Kitchen salt is more dangerous to children than the weed killer 2,4-D, the main target of alarmists. This chemical has been studied extensively by the U.S. Environmental Protection Agency, the European Union and its Canadian equivalent - PMRA of Health Canada - and all have determined that it is biodegradable, has no demonstrable link to cancer and is safe (just like salt) when used as directed.
Drinking too much potable water has killed people but, like 2,4-D, it is safe if used in moderation; it's all about the dosage.
Pesticides sold for \residential use are no more "cosmetic" for our lawns and gardens than paint is for our houses. Lack of these cosmetics has an impact: In May, for example, the Toronto Star reported that 82 per cent of Toronto residents felt the area's pesticide ban had hurt the city's appearance. For an example closer to home, look at the mess of weeds in the District of North Vancouver.

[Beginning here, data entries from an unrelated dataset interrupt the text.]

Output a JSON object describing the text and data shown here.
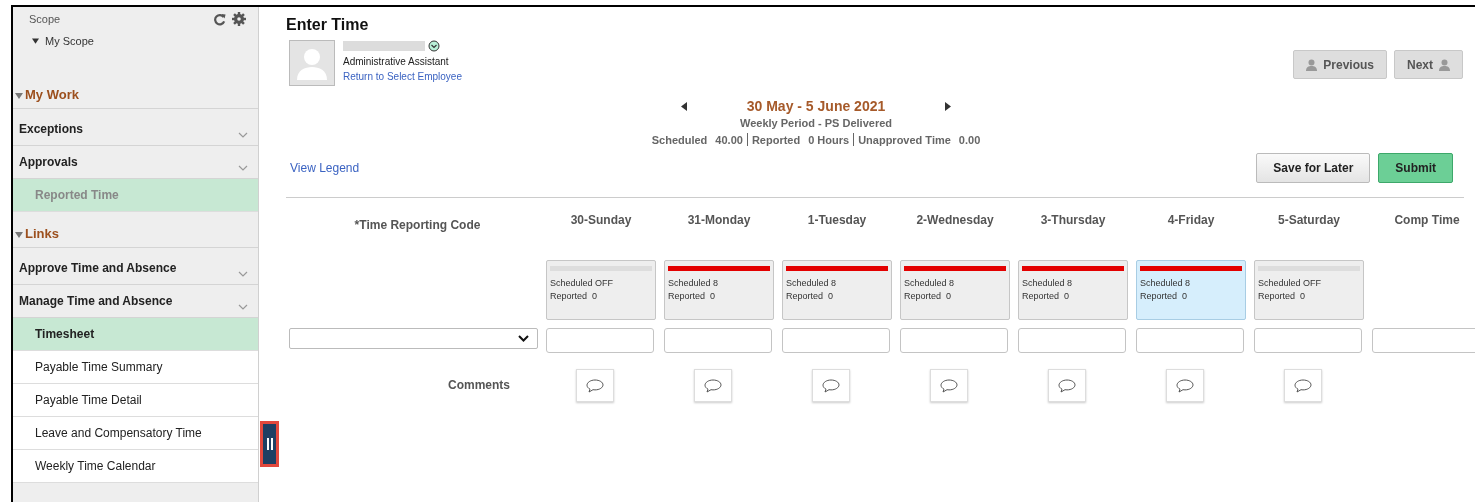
{
  "sidebar": {
    "scope": {
      "label": "Scope",
      "tree_item": {
        "label": "My Scope",
        "expanded": true
      }
    },
    "sections": [
      {
        "title": "My Work",
        "expanded": true,
        "items": [
          {
            "kind": "group",
            "label": "Exceptions"
          },
          {
            "kind": "group",
            "label": "Approvals"
          },
          {
            "kind": "link",
            "label": "Reported Time",
            "selected": true,
            "disabled": true
          }
        ]
      },
      {
        "title": "Links",
        "expanded": true,
        "items": [
          {
            "kind": "group",
            "label": "Approve Time and Absence"
          },
          {
            "kind": "group",
            "label": "Manage Time and Absence"
          },
          {
            "kind": "link",
            "label": "Timesheet",
            "selected": true,
            "disabled": false
          },
          {
            "kind": "link",
            "label": "Payable Time Summary",
            "selected": false,
            "disabled": false
          },
          {
            "kind": "link",
            "label": "Payable Time Detail",
            "selected": false,
            "disabled": false
          },
          {
            "kind": "link",
            "label": "Leave and Compensatory Time",
            "selected": false,
            "disabled": false
          },
          {
            "kind": "link",
            "label": "Weekly Time Calendar",
            "selected": false,
            "disabled": false
          }
        ]
      }
    ]
  },
  "page": {
    "title": "Enter Time",
    "employee": {
      "job_title": "Administrative Assistant",
      "return_link": "Return to Select Employee"
    },
    "nav_buttons": [
      {
        "label": "Previous",
        "icon_before_label": true
      },
      {
        "label": "Next",
        "icon_before_label": false
      }
    ],
    "period": {
      "range": "30 May - 5 June 2021",
      "type": "Weekly Period - PS Delivered",
      "summary": [
        {
          "label": "Scheduled",
          "value": "40.00"
        },
        {
          "label": "Reported",
          "value": "0 Hours"
        },
        {
          "label": "Unapproved Time",
          "value": "0.00"
        }
      ]
    },
    "legend_link": "View Legend",
    "actions": [
      {
        "label": "Save for Later",
        "kind": "secondary"
      },
      {
        "label": "Submit",
        "kind": "primary"
      }
    ]
  },
  "timesheet": {
    "code_header": "*Time Reporting Code",
    "comments_label": "Comments",
    "days": [
      {
        "label": "30-Sunday",
        "scheduled": "Scheduled OFF",
        "reported": "Reported  0",
        "color": "#dddddd",
        "current": false
      },
      {
        "label": "31-Monday",
        "scheduled": "Scheduled 8",
        "reported": "Reported  0",
        "color": "#e30000",
        "current": false
      },
      {
        "label": "1-Tuesday",
        "scheduled": "Scheduled 8",
        "reported": "Reported  0",
        "color": "#e30000",
        "current": false
      },
      {
        "label": "2-Wednesday",
        "scheduled": "Scheduled 8",
        "reported": "Reported  0",
        "color": "#e30000",
        "current": false
      },
      {
        "label": "3-Thursday",
        "scheduled": "Scheduled 8",
        "reported": "Reported  0",
        "color": "#e30000",
        "current": false
      },
      {
        "label": "4-Friday",
        "scheduled": "Scheduled 8",
        "reported": "Reported  0",
        "color": "#e30000",
        "current": true
      },
      {
        "label": "5-Saturday",
        "scheduled": "Scheduled OFF",
        "reported": "Reported  0",
        "color": "#dddddd",
        "current": false
      }
    ],
    "extra_column": "Comp Time"
  }
}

To quote Daniel Patrick Moynihan, "Everyone is entitled to his own opinion, but not to his own facts." Unfortunately, unsupported and false "facts" result when emotions dominate debate.
There is a myth that natural is better than "scientifically" produced products. A question we put to friends is: "What fraction of man-made substances is carcinogenic?" Answer: about half. We then ask: "What fraction of natural substances is carcinogenic?" Surprisingly, the answer is also about half.
Further, man-made pesticides are extensively tested for safety, but natural ones are often not.
Mr. Major wonders why municipal golf courses use pesticides. It's because natural methods are ineffective and/or too costly.
The City of Hamilton's Pesticide sub-committee estimated its weed control costs would increase from $75,000 a year to nearly $12 million in moving to supposed alternatives to manufactured pesticides. When weed levels in city parks reached certain levels, the municipality used 2,4-D to get them back under control.
Lastly, Mr. Major laments that a municipal council "rolled their eyes" and ignored his anti-pesticide presentation.
In our opinion, given the tone of his recent column, we understand the council's reaction, assuming he presented the same attitude on that occasion.
Corrie Kost, John Hunter, Brian Platts North Vancouver